======== Data shown
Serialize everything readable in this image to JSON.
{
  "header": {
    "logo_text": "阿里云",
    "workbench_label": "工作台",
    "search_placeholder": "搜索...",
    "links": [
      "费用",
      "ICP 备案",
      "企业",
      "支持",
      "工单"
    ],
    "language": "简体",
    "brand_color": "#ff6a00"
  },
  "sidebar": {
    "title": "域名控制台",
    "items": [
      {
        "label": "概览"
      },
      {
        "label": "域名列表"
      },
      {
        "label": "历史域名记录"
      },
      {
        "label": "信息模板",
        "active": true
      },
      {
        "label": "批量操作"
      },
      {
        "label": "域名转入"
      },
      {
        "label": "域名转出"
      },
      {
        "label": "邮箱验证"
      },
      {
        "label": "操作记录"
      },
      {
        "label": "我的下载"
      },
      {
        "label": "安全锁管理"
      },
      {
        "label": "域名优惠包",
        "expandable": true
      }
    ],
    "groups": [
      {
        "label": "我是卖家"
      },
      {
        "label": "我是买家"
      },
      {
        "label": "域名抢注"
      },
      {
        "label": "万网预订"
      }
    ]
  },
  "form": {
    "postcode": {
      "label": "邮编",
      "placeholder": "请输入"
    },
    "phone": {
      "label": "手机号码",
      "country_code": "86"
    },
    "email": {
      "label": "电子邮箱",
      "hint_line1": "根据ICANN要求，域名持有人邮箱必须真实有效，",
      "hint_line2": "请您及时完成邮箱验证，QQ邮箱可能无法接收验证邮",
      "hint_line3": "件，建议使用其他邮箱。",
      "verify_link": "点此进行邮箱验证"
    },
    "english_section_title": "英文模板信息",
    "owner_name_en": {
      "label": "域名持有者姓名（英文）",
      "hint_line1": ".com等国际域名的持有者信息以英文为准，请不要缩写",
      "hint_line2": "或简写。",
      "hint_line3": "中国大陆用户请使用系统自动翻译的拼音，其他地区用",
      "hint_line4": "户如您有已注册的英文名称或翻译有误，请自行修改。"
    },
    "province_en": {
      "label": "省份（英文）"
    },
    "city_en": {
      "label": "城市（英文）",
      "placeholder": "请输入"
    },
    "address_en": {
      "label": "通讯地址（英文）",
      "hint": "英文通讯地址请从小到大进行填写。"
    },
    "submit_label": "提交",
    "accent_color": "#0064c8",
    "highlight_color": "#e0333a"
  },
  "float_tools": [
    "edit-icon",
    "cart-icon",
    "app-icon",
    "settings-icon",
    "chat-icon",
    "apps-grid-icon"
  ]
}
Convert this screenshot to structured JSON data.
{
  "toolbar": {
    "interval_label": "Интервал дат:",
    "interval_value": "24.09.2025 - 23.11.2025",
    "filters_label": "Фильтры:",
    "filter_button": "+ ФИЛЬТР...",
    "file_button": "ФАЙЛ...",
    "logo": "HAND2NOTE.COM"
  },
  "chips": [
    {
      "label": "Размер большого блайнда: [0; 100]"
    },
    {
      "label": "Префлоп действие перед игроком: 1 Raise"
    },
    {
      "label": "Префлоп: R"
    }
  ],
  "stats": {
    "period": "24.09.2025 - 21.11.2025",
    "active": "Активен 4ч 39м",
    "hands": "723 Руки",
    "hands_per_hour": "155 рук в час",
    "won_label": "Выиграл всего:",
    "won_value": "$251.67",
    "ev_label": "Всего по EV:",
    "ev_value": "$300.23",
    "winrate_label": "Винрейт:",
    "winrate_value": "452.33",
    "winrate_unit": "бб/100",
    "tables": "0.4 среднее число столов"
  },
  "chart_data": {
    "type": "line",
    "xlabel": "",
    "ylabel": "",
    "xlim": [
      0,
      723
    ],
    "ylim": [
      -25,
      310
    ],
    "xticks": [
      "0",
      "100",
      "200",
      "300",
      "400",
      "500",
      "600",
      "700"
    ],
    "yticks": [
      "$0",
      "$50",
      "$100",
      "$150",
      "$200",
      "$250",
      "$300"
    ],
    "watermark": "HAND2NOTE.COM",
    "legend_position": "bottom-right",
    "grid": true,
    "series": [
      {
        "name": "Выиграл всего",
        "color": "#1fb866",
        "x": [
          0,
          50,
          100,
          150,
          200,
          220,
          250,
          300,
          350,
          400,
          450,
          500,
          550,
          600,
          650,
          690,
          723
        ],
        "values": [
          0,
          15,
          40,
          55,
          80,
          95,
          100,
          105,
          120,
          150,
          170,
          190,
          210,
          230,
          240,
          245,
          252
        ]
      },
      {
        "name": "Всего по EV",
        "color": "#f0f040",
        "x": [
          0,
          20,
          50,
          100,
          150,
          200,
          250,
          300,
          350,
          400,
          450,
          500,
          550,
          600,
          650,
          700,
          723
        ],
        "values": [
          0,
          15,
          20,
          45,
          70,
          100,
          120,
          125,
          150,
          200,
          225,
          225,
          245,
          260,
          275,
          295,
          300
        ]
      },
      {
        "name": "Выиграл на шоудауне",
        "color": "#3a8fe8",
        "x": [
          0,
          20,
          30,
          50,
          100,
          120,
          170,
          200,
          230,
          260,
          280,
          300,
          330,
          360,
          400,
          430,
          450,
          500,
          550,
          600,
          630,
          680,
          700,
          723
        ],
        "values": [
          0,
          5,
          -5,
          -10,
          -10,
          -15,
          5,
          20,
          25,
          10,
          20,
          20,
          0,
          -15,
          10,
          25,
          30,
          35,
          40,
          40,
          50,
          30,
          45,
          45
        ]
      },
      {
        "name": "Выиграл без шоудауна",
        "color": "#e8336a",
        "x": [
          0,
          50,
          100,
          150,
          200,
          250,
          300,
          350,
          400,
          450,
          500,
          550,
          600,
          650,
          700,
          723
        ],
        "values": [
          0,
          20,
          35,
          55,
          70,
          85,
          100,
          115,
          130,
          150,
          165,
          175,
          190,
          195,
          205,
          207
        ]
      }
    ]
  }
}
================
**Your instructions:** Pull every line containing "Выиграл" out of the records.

**Exercise answer:**
    "won_label": "Выиграл всего:",
        "name": "Выиграл всего",
        "name": "Выиграл на шоудауне",
        "name": "Выиграл без шоудауна",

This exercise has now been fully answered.